And so in a day where internet protests reached a new level with SOPA/PIPA blackouts (where to start with commentary on this? Here, here, here?) we arrive at the second myth, that of The Scapegoat.
In taking Lule's text Daily News, Eternal Stories, I've barely touched upon what his justification for using myths is. So, why is it important that we should link news and myth? And, therefore, why is it important that I should spend time detecting the myths within news' current predicament?
News and myth, Lule argues, both tell real stories. Myth is not fiction or fable, it is a true history that verses, and is versed, in reality. There is no symbolism in myth and there is no symbolism in news.
The Scapegoat is the second of Lule's myths to be found between the broadsheets, yellow papers and red-tops. The function of The Scapegoat is a societal one. The Scapegoat is used to show us what happens when we deviate from societal norms. It is the vilified criminal, the shamed teacher, the corrupt politician and the radical cleric.
In the story of news however, it is important to ask the question - whose society do the norms belong to?
Of course, there's the internet as candidate. There's always the internet. Is it The Scapegoat? The papers are full of stories about demonic chatrooms, phished pensioners and VC-funded excesses. Is the old establishment hitting back at the revenue-stealing web and denoting it as The Scapegoat?

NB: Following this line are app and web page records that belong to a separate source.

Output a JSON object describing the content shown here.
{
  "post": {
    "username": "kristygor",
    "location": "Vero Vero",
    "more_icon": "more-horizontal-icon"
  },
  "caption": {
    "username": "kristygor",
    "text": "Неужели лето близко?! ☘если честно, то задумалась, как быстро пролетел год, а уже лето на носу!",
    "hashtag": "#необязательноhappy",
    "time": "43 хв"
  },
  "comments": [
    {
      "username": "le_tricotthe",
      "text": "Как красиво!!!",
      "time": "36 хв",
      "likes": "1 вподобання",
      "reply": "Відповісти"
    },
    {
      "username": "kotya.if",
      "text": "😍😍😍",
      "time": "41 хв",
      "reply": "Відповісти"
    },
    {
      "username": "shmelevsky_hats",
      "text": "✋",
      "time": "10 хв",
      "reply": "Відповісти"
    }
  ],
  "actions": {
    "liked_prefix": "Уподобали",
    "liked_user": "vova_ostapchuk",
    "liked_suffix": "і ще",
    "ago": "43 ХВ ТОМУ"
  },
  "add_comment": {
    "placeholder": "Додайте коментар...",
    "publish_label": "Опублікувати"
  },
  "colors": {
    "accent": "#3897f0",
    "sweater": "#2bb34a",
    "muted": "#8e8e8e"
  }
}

The Scapegoat warns us not to challenge or ignore social beliefs, so it would seem only right that if journalists and print are the victims, then it must be web enterprises who are to blame for the news downturn. The internet is The Scapegoat in the eyes of the industry.
Because, of course, the news industry is the media industry. Challenge us, the industry says, and you will end up like this, this, this thing… bloated and uncontrolled and open to criminality and it's-not-as-free-as-it-looks. A den of inequity, full of quick bucks, stolen content and shifting sands. SOPA and PIPA are Scapegoat potions, potions that seem - thankfully - not to be working.
The crucial point they're missing, is that when you view those that push boundaries as good for society, not bad, The Scapegoat can be a positive thing. The internet instills new ways of working and thinking and earning and creating. For media, for newspapers, for all of us.
That sounds more like the web we know and love doesn't it? The meaning of scapegoat has shifted over the years from one vilified as a warning to society, to one unfairly accused, a fall guy for the wrongdoing of others. Sounds about right.
And (thankfully, for I am running out of places to hide) it leaves convenient space for the next myth in the story of news - The Hero.